I think it's disingenuous at best to say "Unity is by far the most widely used shell on Ubuntu, despite the depressed-hipster "can't live with unity" meme." when it is the default shell for Ubuntu. Most people don't change defaults, even if they are bad. See: Internet Explorer.
I also think it displays a complete lack of understanding of FOSS to say, "Well, I feel the same way about this as I do about McCarthyism. The people who rant about proprietary software are basically insecure about their own beliefs, and it's that fear that makes them so nastily critical. If your way of seeing the world IS genuinely more productive, effective, efficient, insightful and usable, then you should be confident that you will win in the long term, and folk who dabble in a different way of working will come to realize that you're right eventually."
Really, Mark? Here's where you're wrong: the ideology is one of control and user rights. If you're leading and you say, "this method is productive, effective, efficient, (insightful?

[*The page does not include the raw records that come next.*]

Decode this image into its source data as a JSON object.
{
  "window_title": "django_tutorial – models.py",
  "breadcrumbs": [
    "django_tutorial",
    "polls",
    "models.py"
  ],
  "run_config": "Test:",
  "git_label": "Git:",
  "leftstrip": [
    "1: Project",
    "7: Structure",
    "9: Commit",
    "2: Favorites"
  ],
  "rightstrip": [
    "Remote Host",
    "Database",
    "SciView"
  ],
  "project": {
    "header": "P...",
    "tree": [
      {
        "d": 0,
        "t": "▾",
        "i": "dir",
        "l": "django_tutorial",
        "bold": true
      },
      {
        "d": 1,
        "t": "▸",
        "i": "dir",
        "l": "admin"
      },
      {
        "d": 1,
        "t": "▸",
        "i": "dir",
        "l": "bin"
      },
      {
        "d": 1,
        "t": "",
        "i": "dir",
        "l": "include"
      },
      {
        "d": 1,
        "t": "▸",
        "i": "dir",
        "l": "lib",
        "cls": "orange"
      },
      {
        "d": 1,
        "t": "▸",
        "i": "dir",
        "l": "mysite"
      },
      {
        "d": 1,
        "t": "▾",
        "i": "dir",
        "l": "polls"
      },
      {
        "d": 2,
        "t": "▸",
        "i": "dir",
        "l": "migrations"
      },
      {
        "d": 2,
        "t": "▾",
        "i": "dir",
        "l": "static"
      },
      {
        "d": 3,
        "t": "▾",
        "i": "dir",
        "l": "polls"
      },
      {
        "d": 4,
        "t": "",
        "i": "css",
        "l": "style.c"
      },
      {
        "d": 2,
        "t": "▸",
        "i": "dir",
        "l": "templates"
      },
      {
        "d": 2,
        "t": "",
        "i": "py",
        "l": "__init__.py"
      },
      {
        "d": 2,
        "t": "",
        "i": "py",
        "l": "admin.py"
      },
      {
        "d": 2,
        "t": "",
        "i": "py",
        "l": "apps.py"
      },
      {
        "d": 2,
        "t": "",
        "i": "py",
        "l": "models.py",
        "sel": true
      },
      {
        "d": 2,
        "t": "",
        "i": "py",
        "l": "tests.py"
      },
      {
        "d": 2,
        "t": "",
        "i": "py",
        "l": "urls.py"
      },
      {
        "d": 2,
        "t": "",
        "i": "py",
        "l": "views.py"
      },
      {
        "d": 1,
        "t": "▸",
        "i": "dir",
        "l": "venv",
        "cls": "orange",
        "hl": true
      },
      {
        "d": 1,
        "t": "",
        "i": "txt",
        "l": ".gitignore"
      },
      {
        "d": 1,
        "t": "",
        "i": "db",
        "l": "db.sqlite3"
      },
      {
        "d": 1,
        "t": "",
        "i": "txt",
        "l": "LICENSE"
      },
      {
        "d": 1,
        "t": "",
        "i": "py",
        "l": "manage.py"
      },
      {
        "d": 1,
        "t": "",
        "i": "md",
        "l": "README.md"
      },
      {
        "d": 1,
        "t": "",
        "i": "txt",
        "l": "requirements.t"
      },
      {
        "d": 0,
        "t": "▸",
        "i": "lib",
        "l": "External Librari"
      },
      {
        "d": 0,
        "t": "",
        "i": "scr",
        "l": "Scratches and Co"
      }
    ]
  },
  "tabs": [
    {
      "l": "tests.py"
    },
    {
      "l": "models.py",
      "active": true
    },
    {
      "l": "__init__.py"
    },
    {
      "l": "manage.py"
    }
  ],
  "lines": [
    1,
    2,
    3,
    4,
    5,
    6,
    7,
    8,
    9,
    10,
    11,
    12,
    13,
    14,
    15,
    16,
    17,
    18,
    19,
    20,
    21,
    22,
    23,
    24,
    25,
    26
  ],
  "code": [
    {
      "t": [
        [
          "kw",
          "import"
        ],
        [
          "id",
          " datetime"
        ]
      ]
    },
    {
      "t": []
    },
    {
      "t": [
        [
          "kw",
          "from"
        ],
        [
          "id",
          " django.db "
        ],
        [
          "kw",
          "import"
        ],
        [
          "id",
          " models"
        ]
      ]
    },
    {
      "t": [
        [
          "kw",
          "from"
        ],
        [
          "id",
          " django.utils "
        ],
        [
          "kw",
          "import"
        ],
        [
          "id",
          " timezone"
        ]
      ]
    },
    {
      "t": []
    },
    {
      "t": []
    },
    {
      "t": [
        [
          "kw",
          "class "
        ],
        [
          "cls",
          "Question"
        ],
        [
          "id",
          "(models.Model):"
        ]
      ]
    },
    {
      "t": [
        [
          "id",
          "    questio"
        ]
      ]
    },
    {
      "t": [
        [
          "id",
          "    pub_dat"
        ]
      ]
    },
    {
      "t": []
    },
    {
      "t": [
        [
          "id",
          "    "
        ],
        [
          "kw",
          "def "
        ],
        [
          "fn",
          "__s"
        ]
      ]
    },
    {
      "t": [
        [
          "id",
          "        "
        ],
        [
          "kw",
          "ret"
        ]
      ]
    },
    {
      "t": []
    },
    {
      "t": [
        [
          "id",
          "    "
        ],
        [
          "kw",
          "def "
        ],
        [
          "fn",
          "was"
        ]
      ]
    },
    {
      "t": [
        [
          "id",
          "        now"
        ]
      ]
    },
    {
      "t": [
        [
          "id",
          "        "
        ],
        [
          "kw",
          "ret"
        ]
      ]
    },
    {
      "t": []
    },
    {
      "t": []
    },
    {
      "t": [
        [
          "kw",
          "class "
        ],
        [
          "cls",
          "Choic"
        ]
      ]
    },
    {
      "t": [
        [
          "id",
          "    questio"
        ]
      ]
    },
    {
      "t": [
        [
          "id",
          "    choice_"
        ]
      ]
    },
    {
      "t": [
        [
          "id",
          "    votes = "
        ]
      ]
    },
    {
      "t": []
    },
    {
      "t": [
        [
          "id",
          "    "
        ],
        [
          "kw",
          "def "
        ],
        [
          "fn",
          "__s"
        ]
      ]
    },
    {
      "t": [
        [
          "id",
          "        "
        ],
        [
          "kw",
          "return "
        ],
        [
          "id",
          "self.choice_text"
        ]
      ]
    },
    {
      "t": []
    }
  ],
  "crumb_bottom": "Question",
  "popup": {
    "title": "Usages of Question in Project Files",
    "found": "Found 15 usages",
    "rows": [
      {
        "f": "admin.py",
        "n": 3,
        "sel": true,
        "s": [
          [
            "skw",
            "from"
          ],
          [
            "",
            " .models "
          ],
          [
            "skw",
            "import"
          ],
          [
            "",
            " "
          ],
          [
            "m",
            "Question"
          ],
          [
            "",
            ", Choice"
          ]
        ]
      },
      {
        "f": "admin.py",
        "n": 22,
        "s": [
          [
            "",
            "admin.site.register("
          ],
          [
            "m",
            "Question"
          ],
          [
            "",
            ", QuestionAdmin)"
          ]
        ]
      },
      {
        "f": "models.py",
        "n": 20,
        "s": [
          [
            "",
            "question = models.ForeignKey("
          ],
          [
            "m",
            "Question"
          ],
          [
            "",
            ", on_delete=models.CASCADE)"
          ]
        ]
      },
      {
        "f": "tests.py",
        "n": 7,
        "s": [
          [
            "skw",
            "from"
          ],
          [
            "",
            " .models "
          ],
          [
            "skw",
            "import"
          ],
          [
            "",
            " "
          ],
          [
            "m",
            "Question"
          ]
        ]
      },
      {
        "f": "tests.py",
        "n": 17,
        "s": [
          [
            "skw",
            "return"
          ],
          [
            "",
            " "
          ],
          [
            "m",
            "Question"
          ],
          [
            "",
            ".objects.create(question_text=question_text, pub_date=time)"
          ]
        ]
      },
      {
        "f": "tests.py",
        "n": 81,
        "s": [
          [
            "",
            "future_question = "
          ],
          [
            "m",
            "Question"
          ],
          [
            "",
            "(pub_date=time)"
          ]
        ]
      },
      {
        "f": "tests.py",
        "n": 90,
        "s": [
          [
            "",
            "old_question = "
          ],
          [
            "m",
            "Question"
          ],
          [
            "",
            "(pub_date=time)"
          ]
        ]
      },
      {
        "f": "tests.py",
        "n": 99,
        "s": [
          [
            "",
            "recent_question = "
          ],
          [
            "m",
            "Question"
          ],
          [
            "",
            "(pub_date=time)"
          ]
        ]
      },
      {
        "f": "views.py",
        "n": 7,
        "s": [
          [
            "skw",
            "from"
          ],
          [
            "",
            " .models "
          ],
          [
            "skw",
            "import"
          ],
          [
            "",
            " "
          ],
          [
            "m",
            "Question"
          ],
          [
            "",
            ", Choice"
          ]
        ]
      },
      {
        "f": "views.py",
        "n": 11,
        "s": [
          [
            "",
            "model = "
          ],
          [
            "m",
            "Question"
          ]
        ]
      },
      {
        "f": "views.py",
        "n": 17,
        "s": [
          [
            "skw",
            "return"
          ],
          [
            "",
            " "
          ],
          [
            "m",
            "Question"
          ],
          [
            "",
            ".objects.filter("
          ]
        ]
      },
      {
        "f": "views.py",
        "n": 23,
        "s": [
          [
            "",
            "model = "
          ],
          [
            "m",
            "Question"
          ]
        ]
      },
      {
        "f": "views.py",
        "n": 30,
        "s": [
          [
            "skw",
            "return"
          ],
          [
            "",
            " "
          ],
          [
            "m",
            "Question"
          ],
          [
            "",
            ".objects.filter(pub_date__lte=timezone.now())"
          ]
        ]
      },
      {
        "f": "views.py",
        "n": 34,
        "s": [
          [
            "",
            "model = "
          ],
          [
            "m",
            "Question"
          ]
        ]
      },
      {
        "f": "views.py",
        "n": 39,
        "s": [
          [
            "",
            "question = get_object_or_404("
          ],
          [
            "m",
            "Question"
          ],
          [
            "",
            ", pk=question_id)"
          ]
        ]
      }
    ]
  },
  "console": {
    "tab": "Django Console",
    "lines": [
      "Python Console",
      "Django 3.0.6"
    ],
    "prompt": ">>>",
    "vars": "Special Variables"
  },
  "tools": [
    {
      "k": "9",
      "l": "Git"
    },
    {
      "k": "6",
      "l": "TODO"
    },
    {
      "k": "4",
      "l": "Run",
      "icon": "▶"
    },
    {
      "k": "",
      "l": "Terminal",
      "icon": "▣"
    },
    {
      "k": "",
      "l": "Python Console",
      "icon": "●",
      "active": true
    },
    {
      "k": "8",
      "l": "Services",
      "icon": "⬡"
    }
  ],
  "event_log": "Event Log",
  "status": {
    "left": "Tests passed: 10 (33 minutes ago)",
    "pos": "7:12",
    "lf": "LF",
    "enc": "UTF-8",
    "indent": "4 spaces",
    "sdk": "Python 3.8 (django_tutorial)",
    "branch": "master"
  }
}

What does it mean for a method of creating software to *itself* have insight?), and usable," but fails to recognize basic user rights, and your detractors say, "yes, but it fails to recognize basic user rights" then you're talking past them, and telling them their rights don't matter in the face of what..."progress?"
When you've got a method that puts users first, or at the very least doesn't bundle advertising spyware and beta-level UI as defaults, piggybacking on the success of what used to be the friendliest flavor of Linux, then talk about productive and efficient. Because until you're moving in the right direction, how fast and efficiently you're moving doesn't matter.